Items from an interface collection:

◆ ◆ ◆ ◆ ◆ ◆ ◆

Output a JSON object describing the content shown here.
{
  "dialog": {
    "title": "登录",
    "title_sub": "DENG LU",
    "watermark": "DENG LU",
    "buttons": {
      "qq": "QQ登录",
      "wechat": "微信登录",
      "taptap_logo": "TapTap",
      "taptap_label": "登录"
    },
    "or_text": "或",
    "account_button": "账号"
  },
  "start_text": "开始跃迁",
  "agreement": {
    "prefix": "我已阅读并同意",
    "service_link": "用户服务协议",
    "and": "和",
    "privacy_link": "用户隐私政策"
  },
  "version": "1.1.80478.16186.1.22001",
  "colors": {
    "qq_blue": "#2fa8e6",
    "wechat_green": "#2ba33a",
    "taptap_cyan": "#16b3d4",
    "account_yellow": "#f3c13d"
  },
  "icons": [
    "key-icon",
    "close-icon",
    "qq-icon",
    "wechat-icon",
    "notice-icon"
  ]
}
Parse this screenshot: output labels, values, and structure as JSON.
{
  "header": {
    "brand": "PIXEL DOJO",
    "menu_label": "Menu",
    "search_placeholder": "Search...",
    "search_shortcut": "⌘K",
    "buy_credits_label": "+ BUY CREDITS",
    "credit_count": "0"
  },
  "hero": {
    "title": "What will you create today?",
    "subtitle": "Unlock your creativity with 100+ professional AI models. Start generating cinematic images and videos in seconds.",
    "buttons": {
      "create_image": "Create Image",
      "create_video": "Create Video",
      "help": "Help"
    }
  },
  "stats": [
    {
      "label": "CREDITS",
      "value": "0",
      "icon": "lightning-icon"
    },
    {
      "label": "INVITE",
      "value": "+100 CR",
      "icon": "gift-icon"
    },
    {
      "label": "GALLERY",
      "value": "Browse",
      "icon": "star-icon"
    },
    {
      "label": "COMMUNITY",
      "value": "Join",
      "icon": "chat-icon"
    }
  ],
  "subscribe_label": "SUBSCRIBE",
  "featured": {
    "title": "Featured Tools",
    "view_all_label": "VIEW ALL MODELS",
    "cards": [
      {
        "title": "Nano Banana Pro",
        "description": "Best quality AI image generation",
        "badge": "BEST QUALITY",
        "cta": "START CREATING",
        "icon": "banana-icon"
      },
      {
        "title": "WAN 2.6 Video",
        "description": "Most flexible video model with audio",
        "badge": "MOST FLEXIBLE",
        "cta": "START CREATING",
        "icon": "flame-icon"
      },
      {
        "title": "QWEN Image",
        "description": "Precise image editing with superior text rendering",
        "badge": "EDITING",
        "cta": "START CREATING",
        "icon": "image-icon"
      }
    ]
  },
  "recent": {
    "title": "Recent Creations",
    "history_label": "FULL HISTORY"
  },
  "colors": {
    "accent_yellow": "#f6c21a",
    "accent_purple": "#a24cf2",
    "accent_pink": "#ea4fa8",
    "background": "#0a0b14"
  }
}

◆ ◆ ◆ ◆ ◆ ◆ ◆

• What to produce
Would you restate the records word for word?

• Result
Output a JSON object describing the content shown here.
{
  "dialog": {
    "title": "登录",
    "title_sub": "DENG LU",
    "watermark": "DENG LU",
    "buttons": {
      "qq": "QQ登录",
      "wechat": "微信登录",
      "taptap_logo": "TapTap",
      "taptap_label": "登录"
    },
    "or_text": "或",
    "account_button": "账号"
  },
  "start_text": "开始跃迁",
  "agreement": {
    "prefix": "我已阅读并同意",
    "service_link": "用户服务协议",
    "and": "和",
    "privacy_link": "用户隐私政策"
  },
  "version": "1.1.80478.16186.1.22001",
  "colors": {
    "qq_blue": "#2fa8e6",
    "wechat_green": "#2ba33a",
    "taptap_cyan": "#16b3d4",
    "account_yellow": "#f3c13d"
  },
  "icons": [
    "key-icon",
    "close-icon",
    "qq-icon",
    "wechat-icon",
    "notice-icon"
  ]
}
Parse this screenshot: output labels, values, and structure as JSON.
{
  "header": {
    "brand": "PIXEL DOJO",
    "menu_label": "Menu",
    "search_placeholder": "Search...",
    "search_shortcut": "⌘K",
    "buy_credits_label": "+ BUY CREDITS",
    "credit_count": "0"
  },
  "hero": {
    "title": "What will you create today?",
    "subtitle": "Unlock your creativity with 100+ professional AI models. Start generating cinematic images and videos in seconds.",
    "buttons": {
      "create_image": "Create Image",
      "create_video": "Create Video",
      "help": "Help"
    }
  },
  "stats": [
    {
      "label": "CREDITS",
      "value": "0",
      "icon": "lightning-icon"
    },
    {
      "label": "INVITE",
      "value": "+100 CR",
      "icon": "gift-icon"
    },
    {
      "label": "GALLERY",
      "value": "Browse",
      "icon": "star-icon"
    },
    {
      "label": "COMMUNITY",
      "value": "Join",
      "icon": "chat-icon"
    }
  ],
  "subscribe_label": "SUBSCRIBE",
  "featured": {
    "title": "Featured Tools",
    "view_all_label": "VIEW ALL MODELS",
    "cards": [
      {
        "title": "Nano Banana Pro",
        "description": "Best quality AI image generation",
        "badge": "BEST QUALITY",
        "cta": "START CREATING",
        "icon": "banana-icon"
      },
      {
        "title": "WAN 2.6 Video",
        "description": "Most flexible video model with audio",
        "badge": "MOST FLEXIBLE",
        "cta": "START CREATING",
        "icon": "flame-icon"
      },
      {
        "title": "QWEN Image",
        "description": "Precise image editing with superior text rendering",
        "badge": "EDITING",
        "cta": "START CREATING",
        "icon": "image-icon"
      }
    ]
  },
  "recent": {
    "title": "Recent Creations",
    "history_label": "FULL HISTORY"
  },
  "colors": {
    "accent_yellow": "#f6c21a",
    "accent_purple": "#a24cf2",
    "accent_pink": "#ea4fa8",
    "background": "#0a0b14"
  }
}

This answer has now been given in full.